The Concept is not relatively new where the Mobile Broadband Network has always succeeded to provide services to end-users via partitioning the network through Bearers & APNs. Below is how the evolution looks like transiting from one Network serving all services to Dedicated Core Network Instances serving more targeted segments.
With the introduction of 5G, the 4G Dedicated Core logic evolved to be 5G Network Slicing with a standard framework that advocates 4 standard slices to be used for global Interoperability (eMBB, uRLLC, MIoT, & V2X)and allowing more space for dynamic slices addressing different Marketing Segments. These slices are globally identified by Slice/Service Type (SST) which maps to the expected network behavior in terms of services and characteristics.
New terms and concepts are introduced with Network Slicing such as
- Network Slice Instance (NSI) – 3GPP Definition – A set of Network Function instances and the required resources (e.g. compute, storage and networking resources) which form a deployed Network Slice.
- Network Slice Subnet Instance (NSSI) – 3GPP Definition – A representation of the management aspects of a set of Managed Functions and the required resources (e.g. compute, storage and networking resources).
If the above definitions are not clear, then the below diagram might clarify it a little bit. It is all about the customer-facing service (Network Slice as a Service) and how it is being fulfilled.
What is the difference between network slicing and Quality of Service?
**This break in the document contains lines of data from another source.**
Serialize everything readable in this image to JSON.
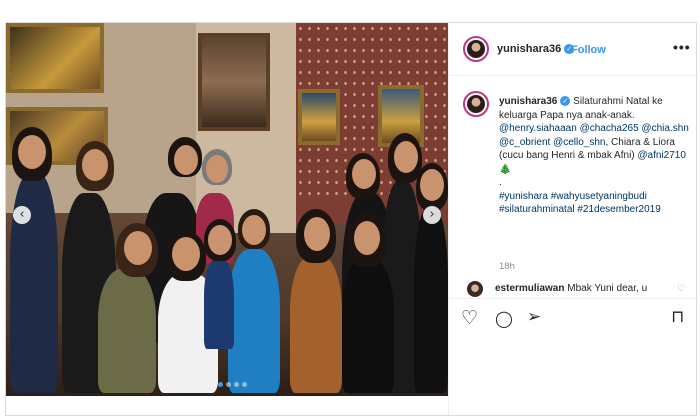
{
  "post": {
    "username": "yunishara36",
    "follow_label": "Follow",
    "more_label": "•••",
    "caption": {
      "username": "yunishara36",
      "line1": "Silaturahmi Natal ke keluarga Papa nya anak-anak.",
      "mentions1": "@henry.siahaaan @chacha265 @chia.shn @c_obrient @cello_shn",
      "names": ", Chiara & Liora (cucu bang Henri & mbak Afni)",
      "mention2": "@afni2710",
      "emoji": "🎄",
      "dot": ".",
      "hashtags": "#yunishara #wahyusetyaningbudi #silaturahminatal #21desember2019"
    },
    "time": "18h",
    "comment": {
      "username": "estermuliawan",
      "text": "Mbak Yuni dear, u"
    }
  },
  "icons": {
    "verified": "✓",
    "prev": "‹",
    "next": "›",
    "heart": "♡",
    "comment": "◯",
    "share": "➢",
    "bookmark": "⊓"
  }
}
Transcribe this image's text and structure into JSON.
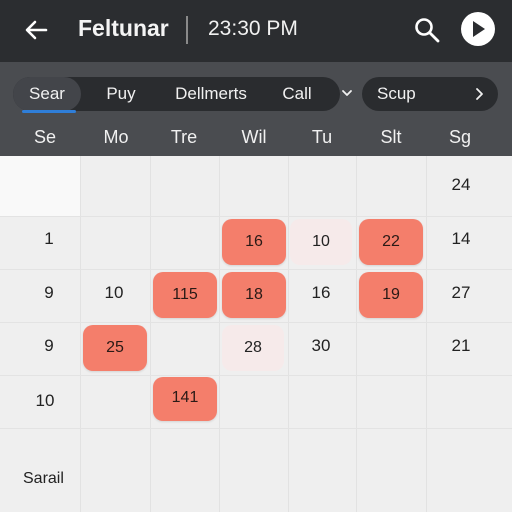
{
  "header": {
    "back_icon": "arrow-left-icon",
    "title": "Feltunar",
    "time": "23:30 PM",
    "search_icon": "search-icon",
    "play_icon": "play-icon"
  },
  "filters": {
    "segments": [
      "Sear",
      "Puy",
      "Dellmerts",
      "Call"
    ],
    "active_segment": "Sear",
    "dropdown_icon": "chevron-down-icon",
    "secondary": "Scup",
    "secondary_icon": "chevron-right-icon"
  },
  "weekdays": [
    "Se",
    "Mo",
    "Tre",
    "Wil",
    "Tu",
    "Slt",
    "Sg"
  ],
  "calendar": {
    "row1": {
      "c7": "24"
    },
    "row2": {
      "c1": "1",
      "c4": "16",
      "c5": "10",
      "c6": "22",
      "c7": "14"
    },
    "row3": {
      "c1": "9",
      "c2": "10",
      "c3": "115",
      "c4": "18",
      "c5": "16",
      "c6": "19",
      "c7": "27"
    },
    "row4": {
      "c1": "9",
      "c2": "25",
      "c4": "28",
      "c5": "30",
      "c7": "21"
    },
    "row5": {
      "c1": "10",
      "c3": "141"
    }
  },
  "colors": {
    "event": "#f47e6b",
    "header_bg": "#2b2d30",
    "accent": "#2f7ed8"
  },
  "footer": {
    "label": "Sarail"
  }
}
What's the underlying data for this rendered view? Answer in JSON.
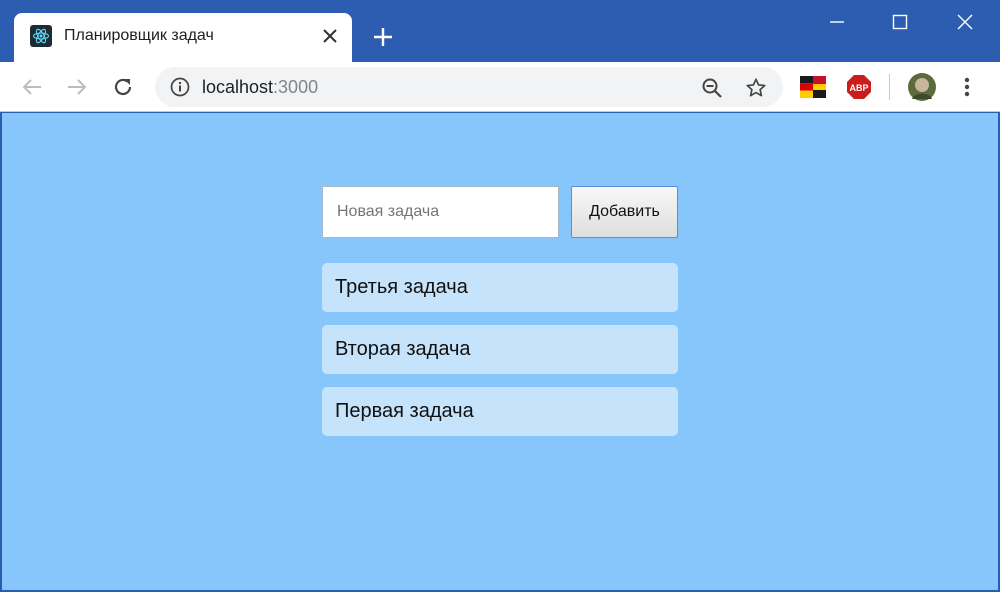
{
  "browser": {
    "tab_title": "Планировщик задач",
    "url_host": "localhost",
    "url_port": ":3000"
  },
  "icons": {
    "favicon": "react-atom-icon",
    "close": "close-icon",
    "new_tab": "plus-icon",
    "back": "back-arrow-icon",
    "forward": "forward-arrow-icon",
    "reload": "reload-icon",
    "info": "info-icon",
    "zoom": "zoom-out-icon",
    "bookmark": "star-icon",
    "menu": "kebab-menu-icon"
  },
  "extensions": {
    "abp_label": "ABP"
  },
  "app": {
    "input_placeholder": "Новая задача",
    "add_button": "Добавить",
    "tasks": [
      {
        "label": "Третья задача"
      },
      {
        "label": "Вторая задача"
      },
      {
        "label": "Первая задача"
      }
    ]
  },
  "colors": {
    "page_background": "#87c6fa",
    "task_background": "#c5e4fc",
    "titlebar": "#2d5db1"
  }
}
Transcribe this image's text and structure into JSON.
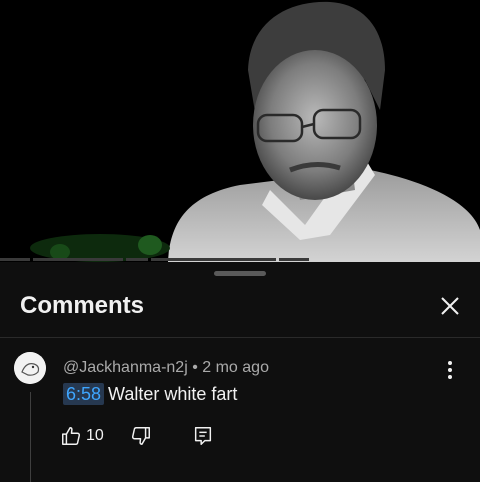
{
  "sheet": {
    "title": "Comments"
  },
  "comment": {
    "author": "@Jackhanma-n2j",
    "separator": " • ",
    "age": "2 mo ago",
    "timestamp_link": "6:58",
    "text": "Walter white fart",
    "likes": "10"
  },
  "icons": {
    "close": "close-icon",
    "more": "more-vert-icon",
    "like": "thumbs-up-icon",
    "dislike": "thumbs-down-icon",
    "reply": "reply-icon"
  },
  "colors": {
    "background": "#0f0f0f",
    "timestamp_fg": "#3ea6ff",
    "timestamp_bg": "#263850",
    "secondary_text": "#aaaaaa"
  }
}
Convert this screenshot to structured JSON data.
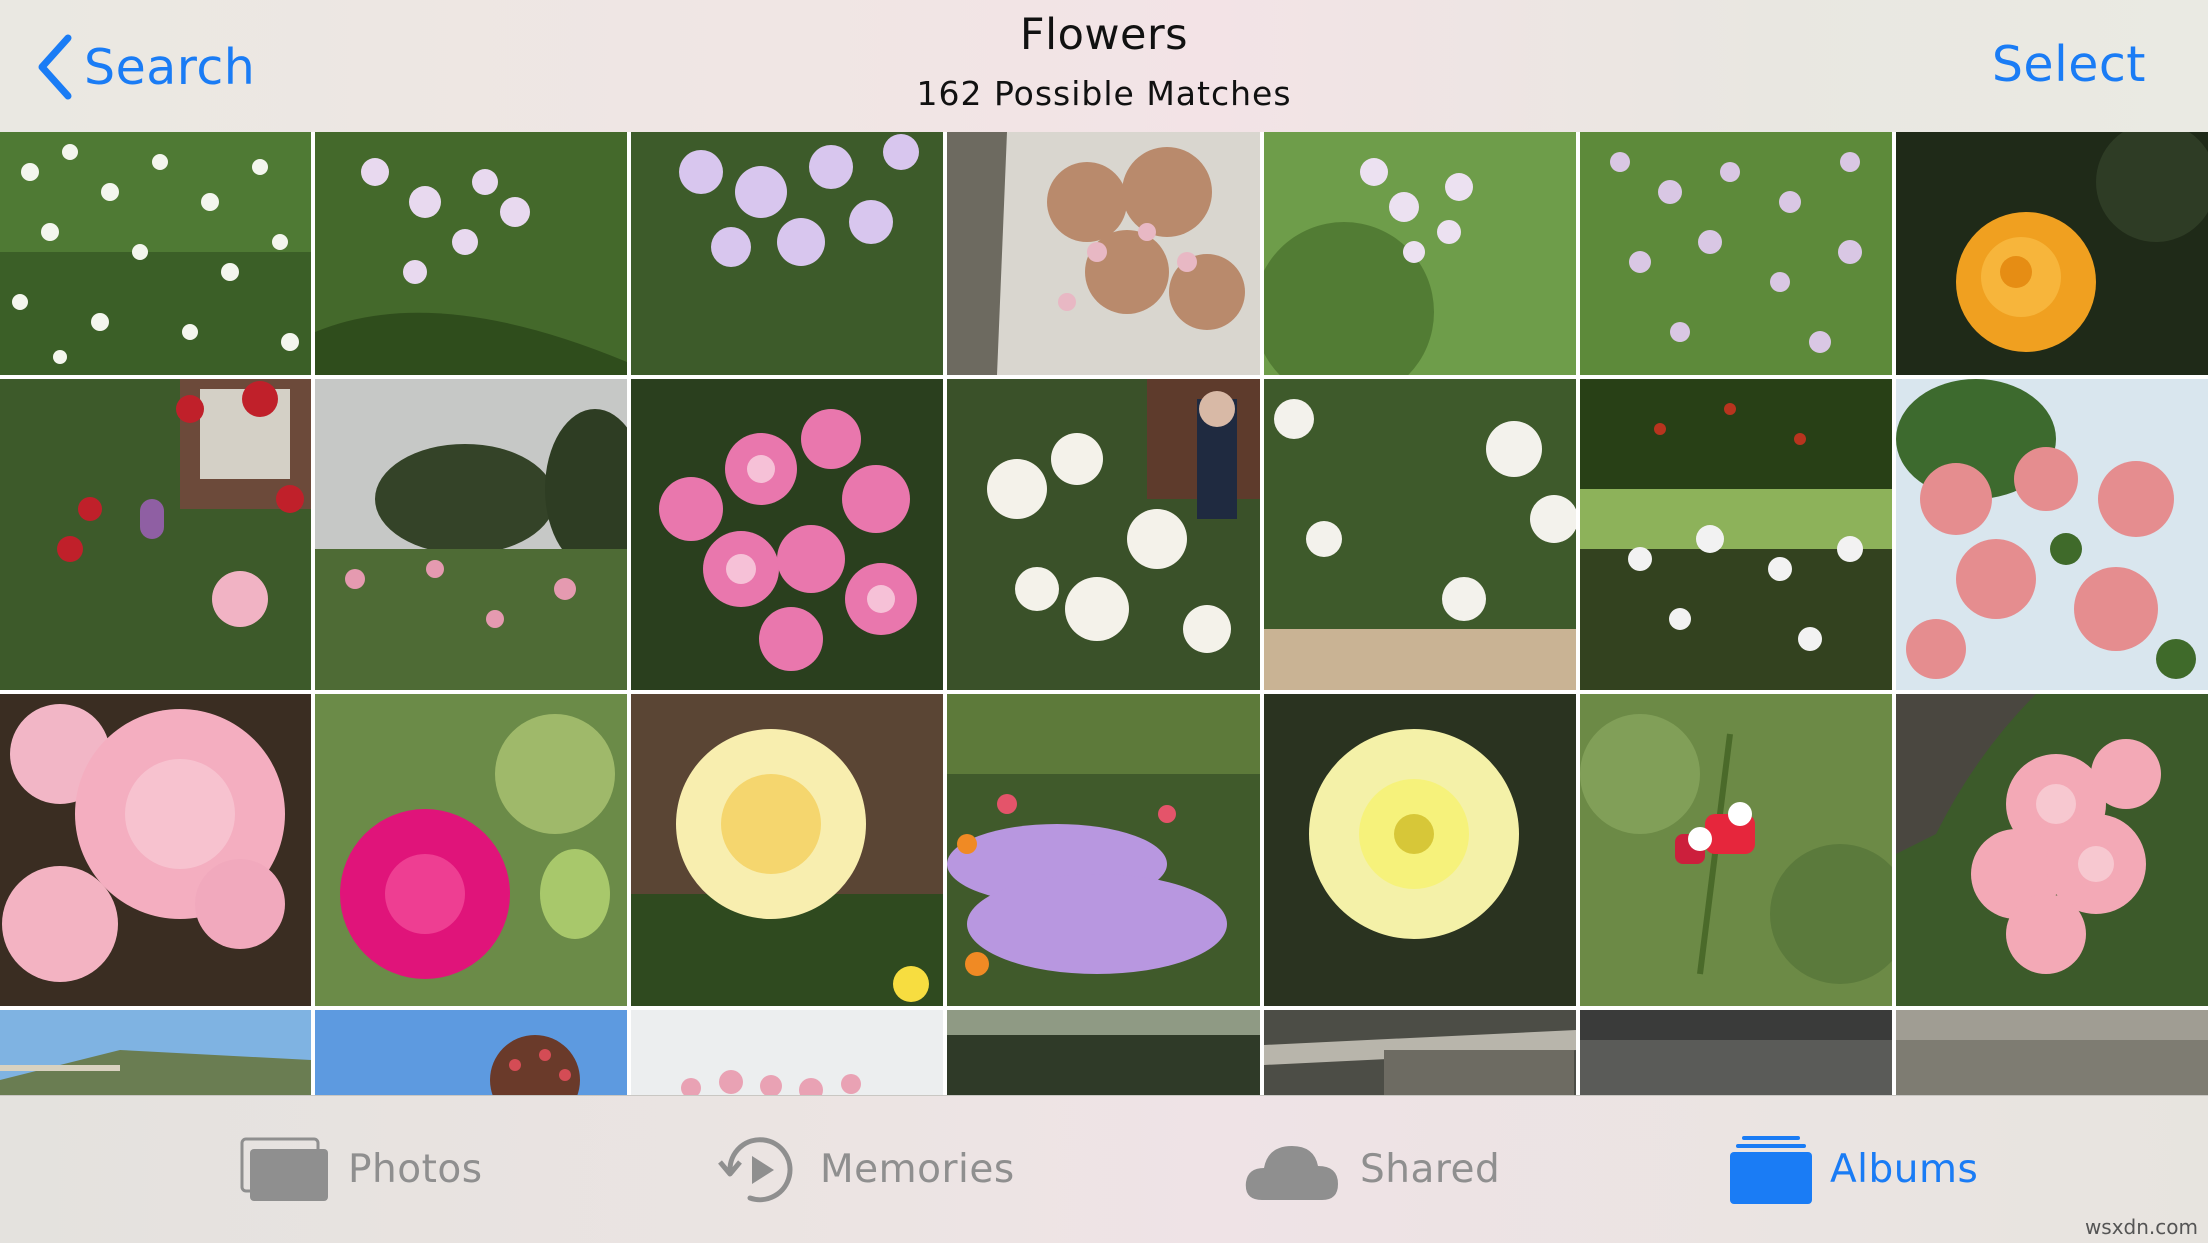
{
  "nav": {
    "back_label": "Search",
    "title": "Flowers",
    "subtitle": "162 Possible Matches",
    "select_label": "Select"
  },
  "tabs": [
    {
      "label": "Photos",
      "icon": "photos-icon",
      "active": false
    },
    {
      "label": "Memories",
      "icon": "memories-icon",
      "active": false
    },
    {
      "label": "Shared",
      "icon": "cloud-icon",
      "active": false
    },
    {
      "label": "Albums",
      "icon": "albums-icon",
      "active": true
    }
  ],
  "watermark": "wsxdn.com",
  "colors": {
    "accent": "#1a7cf5",
    "inactive_tab": "#8f8f8f"
  }
}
The key differentiator of the network slicing approach is that it provides a holistic end-to-end virtual network for a given tenant. No existing QoS-based solution can offer anything like this. For example, DiffServ, which is the most widely deployed QoS solution, can discriminate VoIP traffic from other types of traffic such as HD video and web browsing. However, DiffServ cannot discriminate and differentially treat the same type of traffic (e.g. VoIP traffic) coming from different tenants.
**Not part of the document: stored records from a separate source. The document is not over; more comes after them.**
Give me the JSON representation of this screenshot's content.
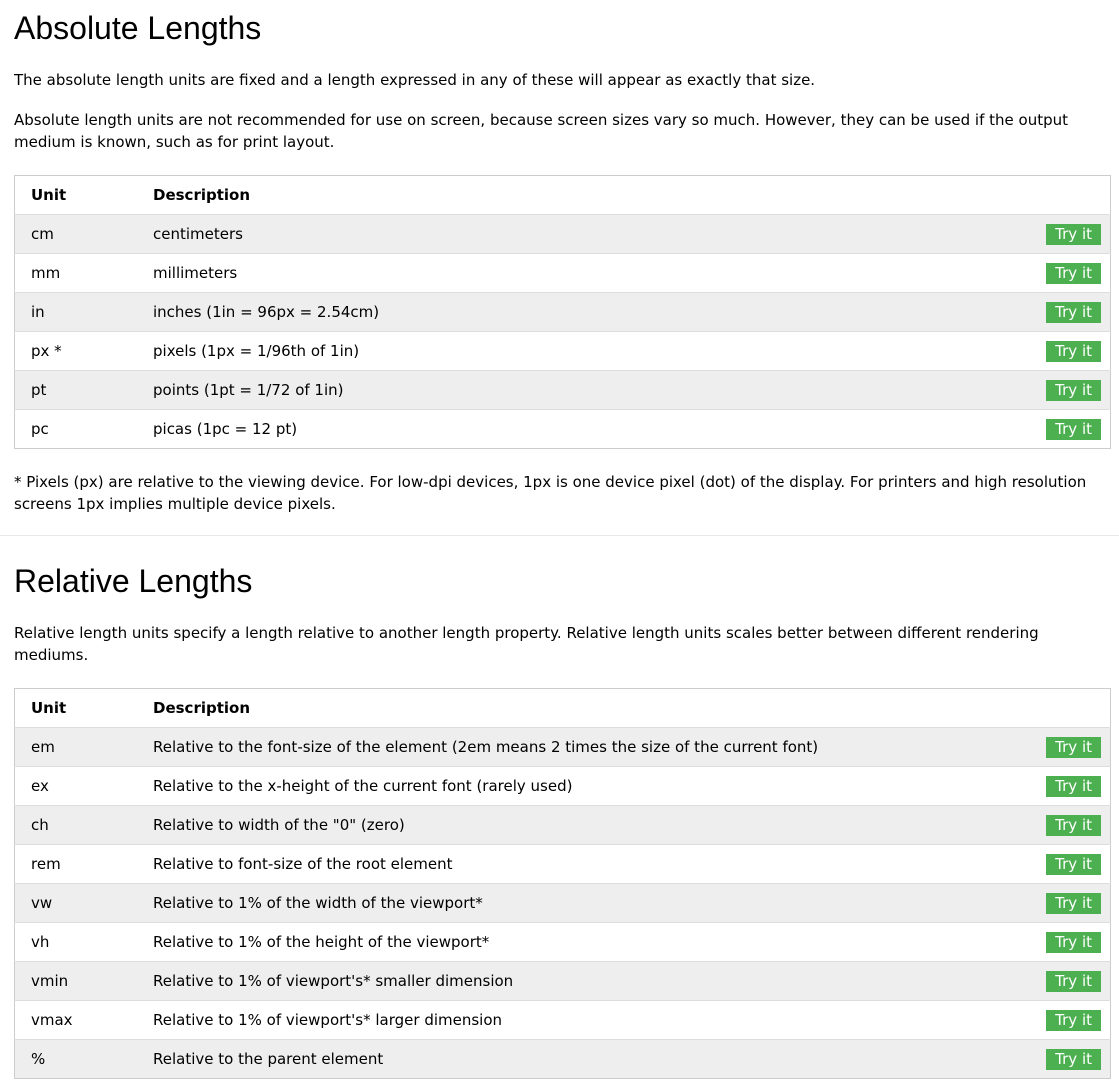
{
  "absolute": {
    "title": "Absolute Lengths",
    "intro1": "The absolute length units are fixed and a length expressed in any of these will appear as exactly that size.",
    "intro2": "Absolute length units are not recommended for use on screen, because screen sizes vary so much. However, they can be used if the output medium is known, such as for print layout.",
    "headers": {
      "unit": "Unit",
      "description": "Description"
    },
    "rows": [
      {
        "unit": "cm",
        "description": "centimeters",
        "button": "Try it"
      },
      {
        "unit": "mm",
        "description": "millimeters",
        "button": "Try it"
      },
      {
        "unit": "in",
        "description": "inches (1in = 96px = 2.54cm)",
        "button": "Try it"
      },
      {
        "unit": "px *",
        "description": "pixels (1px = 1/96th of 1in)",
        "button": "Try it"
      },
      {
        "unit": "pt",
        "description": "points (1pt = 1/72 of 1in)",
        "button": "Try it"
      },
      {
        "unit": "pc",
        "description": "picas (1pc = 12 pt)",
        "button": "Try it"
      }
    ],
    "note": "* Pixels (px) are relative to the viewing device. For low-dpi devices, 1px is one device pixel (dot) of the display. For printers and high resolution screens 1px implies multiple device pixels."
  },
  "relative": {
    "title": "Relative Lengths",
    "intro": "Relative length units specify a length relative to another length property. Relative length units scales better between different rendering mediums.",
    "headers": {
      "unit": "Unit",
      "description": "Description"
    },
    "rows": [
      {
        "unit": "em",
        "description": "Relative to the font-size of the element (2em means 2 times the size of the current font)",
        "button": "Try it"
      },
      {
        "unit": "ex",
        "description": "Relative to the x-height of the current font (rarely used)",
        "button": "Try it"
      },
      {
        "unit": "ch",
        "description": "Relative to width of the \"0\" (zero)",
        "button": "Try it"
      },
      {
        "unit": "rem",
        "description": "Relative to font-size of the root element",
        "button": "Try it"
      },
      {
        "unit": "vw",
        "description": "Relative to 1% of the width of the viewport*",
        "button": "Try it"
      },
      {
        "unit": "vh",
        "description": "Relative to 1% of the height of the viewport*",
        "button": "Try it"
      },
      {
        "unit": "vmin",
        "description": "Relative to 1% of viewport's* smaller dimension",
        "button": "Try it"
      },
      {
        "unit": "vmax",
        "description": "Relative to 1% of viewport's* larger dimension",
        "button": "Try it"
      },
      {
        "unit": "%",
        "description": "Relative to the parent element",
        "button": "Try it"
      }
    ]
  },
  "colors": {
    "button_bg": "#4caf50",
    "button_text": "#ffffff",
    "row_alt_bg": "#eeeeee",
    "table_border": "#cccccc"
  }
}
Also, DiffServ does not have the ability to perform traffic isolation at all. For example, IoT traffic from a health monitoring network (e.g. connecting hospitals and outpatients) typically have strict privacy and security requirements including where the data can be stored and who can access it. This cannot be accomplished by DiffServ as it does not have any features dealing with the compute and storage aspects of the network. All these identified shortfalls of DiffServ will be handled by the features being developed for network slicing.
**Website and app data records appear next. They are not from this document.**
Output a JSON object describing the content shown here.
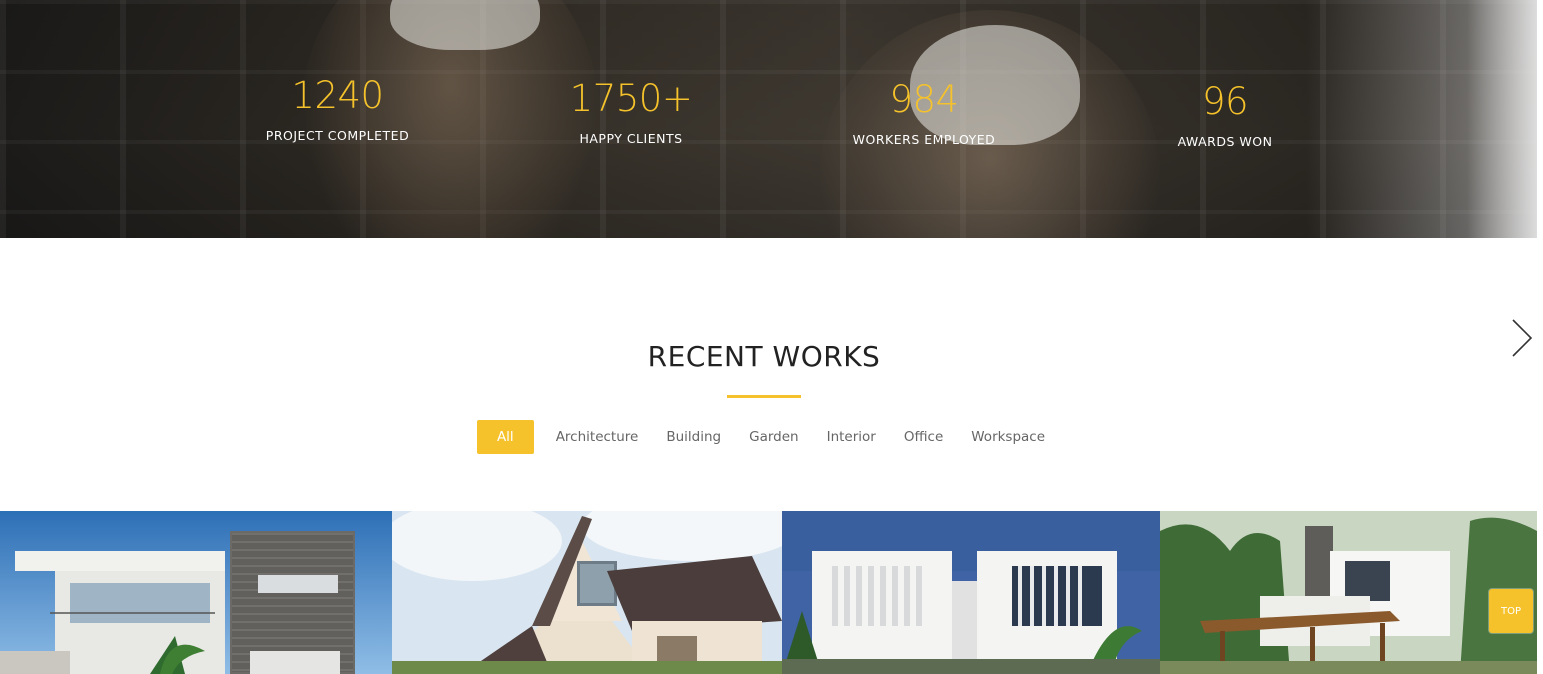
{
  "stats": [
    {
      "number": "1240",
      "label": "PROJECT COMPLETED"
    },
    {
      "number": "1750+",
      "label": "HAPPY CLIENTS"
    },
    {
      "number": "984",
      "label": "WORKERS EMPLOYED"
    },
    {
      "number": "96",
      "label": "AWARDS WON"
    }
  ],
  "recent_works": {
    "title": "RECENT WORKS",
    "filters": [
      "All",
      "Architecture",
      "Building",
      "Garden",
      "Interior",
      "Office",
      "Workspace"
    ],
    "active_filter": "All"
  },
  "carousel": {
    "next_icon": "chevron-right-icon"
  },
  "back_to_top": {
    "label": "TOP"
  },
  "colors": {
    "accent": "#f5c22b",
    "title": "#222222",
    "filter_text": "#666666"
  }
}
Network slicing is very different from QoS because it will enable end-to-end virtual networks encompassing compute, storage and networking functions. Existing QoS approaches are all point solutions which offer a subset of functionality at best when compared to network slicing. Network slicing is generating a lot of excitement in 5G discussions mainly because it will open many new business opportunities. Network slicing is part of the general trend to make network services more virtual and thus benefit from the lower costs and increased innovation that the IT industry reaped with the move to the cloud and Everything-as-a-Service. It is not likely that network slicing will require revolutionary new technical standards. Instead, the technical changes needed will be applied across a myriad of technologies and standards all focused in the key areas of improved network intelligence, system integration, OAM and traffic engineering.